> ABOUT THIS TASK: Line by line, copy the data below exactly.

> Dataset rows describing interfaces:
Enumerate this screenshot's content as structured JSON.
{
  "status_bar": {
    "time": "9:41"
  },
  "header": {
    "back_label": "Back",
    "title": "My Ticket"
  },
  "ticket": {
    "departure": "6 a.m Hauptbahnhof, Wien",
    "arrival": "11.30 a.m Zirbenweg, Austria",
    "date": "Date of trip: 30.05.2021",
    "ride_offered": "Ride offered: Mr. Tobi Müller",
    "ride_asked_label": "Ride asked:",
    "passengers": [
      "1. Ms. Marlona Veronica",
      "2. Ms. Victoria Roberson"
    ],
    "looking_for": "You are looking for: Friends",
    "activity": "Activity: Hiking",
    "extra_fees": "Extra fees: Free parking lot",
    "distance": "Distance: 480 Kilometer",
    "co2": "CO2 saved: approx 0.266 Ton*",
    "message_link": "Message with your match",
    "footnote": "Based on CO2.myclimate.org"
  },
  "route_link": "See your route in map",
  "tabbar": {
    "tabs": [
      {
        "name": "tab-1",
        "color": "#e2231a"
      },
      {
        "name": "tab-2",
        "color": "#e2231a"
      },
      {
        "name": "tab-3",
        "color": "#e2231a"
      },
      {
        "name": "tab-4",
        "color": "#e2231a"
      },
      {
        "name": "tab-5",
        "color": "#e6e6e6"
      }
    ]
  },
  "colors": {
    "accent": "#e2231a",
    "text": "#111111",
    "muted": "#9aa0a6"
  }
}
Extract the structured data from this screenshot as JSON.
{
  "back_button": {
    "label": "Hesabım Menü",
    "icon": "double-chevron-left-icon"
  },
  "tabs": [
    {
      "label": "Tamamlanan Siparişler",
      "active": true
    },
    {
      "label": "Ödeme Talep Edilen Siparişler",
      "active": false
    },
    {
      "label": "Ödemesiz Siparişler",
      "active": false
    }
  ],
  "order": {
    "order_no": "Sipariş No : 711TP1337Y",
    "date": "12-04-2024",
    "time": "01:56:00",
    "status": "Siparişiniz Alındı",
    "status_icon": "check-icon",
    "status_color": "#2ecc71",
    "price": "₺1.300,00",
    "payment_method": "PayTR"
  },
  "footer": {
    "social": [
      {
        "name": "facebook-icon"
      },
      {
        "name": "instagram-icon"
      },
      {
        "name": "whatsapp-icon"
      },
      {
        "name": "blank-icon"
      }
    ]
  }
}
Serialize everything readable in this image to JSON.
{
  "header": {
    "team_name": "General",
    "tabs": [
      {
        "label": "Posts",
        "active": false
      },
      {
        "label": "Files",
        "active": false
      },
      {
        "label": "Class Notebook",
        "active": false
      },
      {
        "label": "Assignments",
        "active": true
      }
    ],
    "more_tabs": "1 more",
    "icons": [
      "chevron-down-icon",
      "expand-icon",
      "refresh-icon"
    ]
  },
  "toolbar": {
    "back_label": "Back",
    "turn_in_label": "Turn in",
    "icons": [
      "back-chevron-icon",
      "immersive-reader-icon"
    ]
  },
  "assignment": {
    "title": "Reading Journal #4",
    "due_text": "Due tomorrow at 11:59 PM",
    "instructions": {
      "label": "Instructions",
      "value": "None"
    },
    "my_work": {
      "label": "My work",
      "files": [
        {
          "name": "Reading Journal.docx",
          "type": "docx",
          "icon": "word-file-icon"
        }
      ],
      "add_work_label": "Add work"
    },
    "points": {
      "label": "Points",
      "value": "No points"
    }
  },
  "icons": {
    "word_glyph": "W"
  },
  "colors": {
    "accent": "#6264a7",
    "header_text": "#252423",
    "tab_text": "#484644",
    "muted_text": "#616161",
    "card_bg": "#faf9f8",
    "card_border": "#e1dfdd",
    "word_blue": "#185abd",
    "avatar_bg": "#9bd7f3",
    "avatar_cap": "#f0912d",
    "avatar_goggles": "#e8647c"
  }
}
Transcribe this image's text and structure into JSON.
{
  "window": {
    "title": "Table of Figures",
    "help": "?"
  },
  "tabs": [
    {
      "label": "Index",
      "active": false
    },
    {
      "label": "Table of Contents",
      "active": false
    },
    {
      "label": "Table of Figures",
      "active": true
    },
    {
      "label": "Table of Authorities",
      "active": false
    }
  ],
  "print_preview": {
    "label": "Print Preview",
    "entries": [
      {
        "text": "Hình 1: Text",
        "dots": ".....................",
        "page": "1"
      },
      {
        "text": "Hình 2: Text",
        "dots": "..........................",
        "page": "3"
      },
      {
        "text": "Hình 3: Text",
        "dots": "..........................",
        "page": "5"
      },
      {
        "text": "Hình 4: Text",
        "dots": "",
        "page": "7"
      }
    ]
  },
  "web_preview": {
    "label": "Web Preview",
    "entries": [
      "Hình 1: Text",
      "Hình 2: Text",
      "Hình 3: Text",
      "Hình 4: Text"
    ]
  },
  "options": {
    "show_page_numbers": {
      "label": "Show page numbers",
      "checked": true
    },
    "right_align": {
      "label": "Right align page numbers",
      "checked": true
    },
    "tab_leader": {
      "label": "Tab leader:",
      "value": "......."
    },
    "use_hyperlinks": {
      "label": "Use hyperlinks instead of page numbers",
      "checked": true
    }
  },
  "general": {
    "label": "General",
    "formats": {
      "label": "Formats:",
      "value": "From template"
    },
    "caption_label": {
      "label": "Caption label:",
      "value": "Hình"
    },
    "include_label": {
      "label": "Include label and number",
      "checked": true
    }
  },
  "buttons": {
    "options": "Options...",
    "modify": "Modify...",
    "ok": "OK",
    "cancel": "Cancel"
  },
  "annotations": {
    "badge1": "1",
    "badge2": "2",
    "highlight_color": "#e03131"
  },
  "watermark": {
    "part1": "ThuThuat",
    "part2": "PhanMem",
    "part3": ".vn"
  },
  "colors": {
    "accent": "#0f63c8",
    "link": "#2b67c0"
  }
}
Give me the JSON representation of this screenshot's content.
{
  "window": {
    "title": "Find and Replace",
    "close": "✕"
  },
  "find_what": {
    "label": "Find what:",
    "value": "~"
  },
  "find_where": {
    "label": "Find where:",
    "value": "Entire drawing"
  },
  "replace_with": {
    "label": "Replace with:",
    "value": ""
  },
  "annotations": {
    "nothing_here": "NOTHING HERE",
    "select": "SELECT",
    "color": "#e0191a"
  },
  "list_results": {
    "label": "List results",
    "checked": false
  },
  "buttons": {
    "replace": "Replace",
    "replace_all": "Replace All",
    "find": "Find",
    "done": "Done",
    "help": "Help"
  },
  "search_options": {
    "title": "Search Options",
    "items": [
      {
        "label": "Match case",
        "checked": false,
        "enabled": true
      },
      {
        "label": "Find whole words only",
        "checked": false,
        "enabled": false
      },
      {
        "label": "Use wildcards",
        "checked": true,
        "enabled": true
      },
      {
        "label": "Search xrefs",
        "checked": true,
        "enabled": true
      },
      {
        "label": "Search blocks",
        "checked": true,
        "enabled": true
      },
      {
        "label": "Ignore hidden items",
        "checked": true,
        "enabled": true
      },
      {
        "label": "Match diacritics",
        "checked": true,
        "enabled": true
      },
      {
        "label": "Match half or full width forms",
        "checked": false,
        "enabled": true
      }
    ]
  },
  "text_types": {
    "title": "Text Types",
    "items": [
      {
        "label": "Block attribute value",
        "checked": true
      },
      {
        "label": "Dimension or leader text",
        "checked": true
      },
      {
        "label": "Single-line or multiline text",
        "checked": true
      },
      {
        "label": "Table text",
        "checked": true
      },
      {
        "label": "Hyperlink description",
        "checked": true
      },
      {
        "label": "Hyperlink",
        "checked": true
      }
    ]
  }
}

> FINISHED TASK:
Enumerate this screenshot's content as structured JSON.
{
  "status_bar": {
    "time": "9:41"
  },
  "header": {
    "back_label": "Back",
    "title": "My Ticket"
  },
  "ticket": {
    "departure": "6 a.m Hauptbahnhof, Wien",
    "arrival": "11.30 a.m Zirbenweg, Austria",
    "date": "Date of trip: 30.05.2021",
    "ride_offered": "Ride offered: Mr. Tobi Müller",
    "ride_asked_label": "Ride asked:",
    "passengers": [
      "1. Ms. Marlona Veronica",
      "2. Ms. Victoria Roberson"
    ],
    "looking_for": "You are looking for: Friends",
    "activity": "Activity: Hiking",
    "extra_fees": "Extra fees: Free parking lot",
    "distance": "Distance: 480 Kilometer",
    "co2": "CO2 saved: approx 0.266 Ton*",
    "message_link": "Message with your match",
    "footnote": "Based on CO2.myclimate.org"
  },
  "route_link": "See your route in map",
  "tabbar": {
    "tabs": [
      {
        "name": "tab-1",
        "color": "#e2231a"
      },
      {
        "name": "tab-2",
        "color": "#e2231a"
      },
      {
        "name": "tab-3",
        "color": "#e2231a"
      },
      {
        "name": "tab-4",
        "color": "#e2231a"
      },
      {
        "name": "tab-5",
        "color": "#e6e6e6"
      }
    ]
  },
  "colors": {
    "accent": "#e2231a",
    "text": "#111111",
    "muted": "#9aa0a6"
  }
}
Extract the structured data from this screenshot as JSON.
{
  "back_button": {
    "label": "Hesabım Menü",
    "icon": "double-chevron-left-icon"
  },
  "tabs": [
    {
      "label": "Tamamlanan Siparişler",
      "active": true
    },
    {
      "label": "Ödeme Talep Edilen Siparişler",
      "active": false
    },
    {
      "label": "Ödemesiz Siparişler",
      "active": false
    }
  ],
  "order": {
    "order_no": "Sipariş No : 711TP1337Y",
    "date": "12-04-2024",
    "time": "01:56:00",
    "status": "Siparişiniz Alındı",
    "status_icon": "check-icon",
    "status_color": "#2ecc71",
    "price": "₺1.300,00",
    "payment_method": "PayTR"
  },
  "footer": {
    "social": [
      {
        "name": "facebook-icon"
      },
      {
        "name": "instagram-icon"
      },
      {
        "name": "whatsapp-icon"
      },
      {
        "name": "blank-icon"
      }
    ]
  }
}
Serialize everything readable in this image to JSON.
{
  "header": {
    "team_name": "General",
    "tabs": [
      {
        "label": "Posts",
        "active": false
      },
      {
        "label": "Files",
        "active": false
      },
      {
        "label": "Class Notebook",
        "active": false
      },
      {
        "label": "Assignments",
        "active": true
      }
    ],
    "more_tabs": "1 more",
    "icons": [
      "chevron-down-icon",
      "expand-icon",
      "refresh-icon"
    ]
  },
  "toolbar": {
    "back_label": "Back",
    "turn_in_label": "Turn in",
    "icons": [
      "back-chevron-icon",
      "immersive-reader-icon"
    ]
  },
  "assignment": {
    "title": "Reading Journal #4",
    "due_text": "Due tomorrow at 11:59 PM",
    "instructions": {
      "label": "Instructions",
      "value": "None"
    },
    "my_work": {
      "label": "My work",
      "files": [
        {
          "name": "Reading Journal.docx",
          "type": "docx",
          "icon": "word-file-icon"
        }
      ],
      "add_work_label": "Add work"
    },
    "points": {
      "label": "Points",
      "value": "No points"
    }
  },
  "icons": {
    "word_glyph": "W"
  },
  "colors": {
    "accent": "#6264a7",
    "header_text": "#252423",
    "tab_text": "#484644",
    "muted_text": "#616161",
    "card_bg": "#faf9f8",
    "card_border": "#e1dfdd",
    "word_blue": "#185abd",
    "avatar_bg": "#9bd7f3",
    "avatar_cap": "#f0912d",
    "avatar_goggles": "#e8647c"
  }
}
Transcribe this image's text and structure into JSON.
{
  "window": {
    "title": "Table of Figures",
    "help": "?"
  },
  "tabs": [
    {
      "label": "Index",
      "active": false
    },
    {
      "label": "Table of Contents",
      "active": false
    },
    {
      "label": "Table of Figures",
      "active": true
    },
    {
      "label": "Table of Authorities",
      "active": false
    }
  ],
  "print_preview": {
    "label": "Print Preview",
    "entries": [
      {
        "text": "Hình 1: Text",
        "dots": ".....................",
        "page": "1"
      },
      {
        "text": "Hình 2: Text",
        "dots": "..........................",
        "page": "3"
      },
      {
        "text": "Hình 3: Text",
        "dots": "..........................",
        "page": "5"
      },
      {
        "text": "Hình 4: Text",
        "dots": "",
        "page": "7"
      }
    ]
  },
  "web_preview": {
    "label": "Web Preview",
    "entries": [
      "Hình 1: Text",
      "Hình 2: Text",
      "Hình 3: Text",
      "Hình 4: Text"
    ]
  },
  "options": {
    "show_page_numbers": {
      "label": "Show page numbers",
      "checked": true
    },
    "right_align": {
      "label": "Right align page numbers",
      "checked": true
    },
    "tab_leader": {
      "label": "Tab leader:",
      "value": "......."
    },
    "use_hyperlinks": {
      "label": "Use hyperlinks instead of page numbers",
      "checked": true
    }
  },
  "general": {
    "label": "General",
    "formats": {
      "label": "Formats:",
      "value": "From template"
    },
    "caption_label": {
      "label": "Caption label:",
      "value": "Hình"
    },
    "include_label": {
      "label": "Include label and number",
      "checked": true
    }
  },
  "buttons": {
    "options": "Options...",
    "modify": "Modify...",
    "ok": "OK",
    "cancel": "Cancel"
  },
  "annotations": {
    "badge1": "1",
    "badge2": "2",
    "highlight_color": "#e03131"
  },
  "watermark": {
    "part1": "ThuThuat",
    "part2": "PhanMem",
    "part3": ".vn"
  },
  "colors": {
    "accent": "#0f63c8",
    "link": "#2b67c0"
  }
}
Give me the JSON representation of this screenshot's content.
{
  "window": {
    "title": "Find and Replace",
    "close": "✕"
  },
  "find_what": {
    "label": "Find what:",
    "value": "~"
  },
  "find_where": {
    "label": "Find where:",
    "value": "Entire drawing"
  },
  "replace_with": {
    "label": "Replace with:",
    "value": ""
  },
  "annotations": {
    "nothing_here": "NOTHING HERE",
    "select": "SELECT",
    "color": "#e0191a"
  },
  "list_results": {
    "label": "List results",
    "checked": false
  },
  "buttons": {
    "replace": "Replace",
    "replace_all": "Replace All",
    "find": "Find",
    "done": "Done",
    "help": "Help"
  },
  "search_options": {
    "title": "Search Options",
    "items": [
      {
        "label": "Match case",
        "checked": false,
        "enabled": true
      },
      {
        "label": "Find whole words only",
        "checked": false,
        "enabled": false
      },
      {
        "label": "Use wildcards",
        "checked": true,
        "enabled": true
      },
      {
        "label": "Search xrefs",
        "checked": true,
        "enabled": true
      },
      {
        "label": "Search blocks",
        "checked": true,
        "enabled": true
      },
      {
        "label": "Ignore hidden items",
        "checked": true,
        "enabled": true
      },
      {
        "label": "Match diacritics",
        "checked": true,
        "enabled": true
      },
      {
        "label": "Match half or full width forms",
        "checked": false,
        "enabled": true
      }
    ]
  },
  "text_types": {
    "title": "Text Types",
    "items": [
      {
        "label": "Block attribute value",
        "checked": true
      },
      {
        "label": "Dimension or leader text",
        "checked": true
      },
      {
        "label": "Single-line or multiline text",
        "checked": true
      },
      {
        "label": "Table text",
        "checked": true
      },
      {
        "label": "Hyperlink description",
        "checked": true
      },
      {
        "label": "Hyperlink",
        "checked": true
      }
    ]
  }
}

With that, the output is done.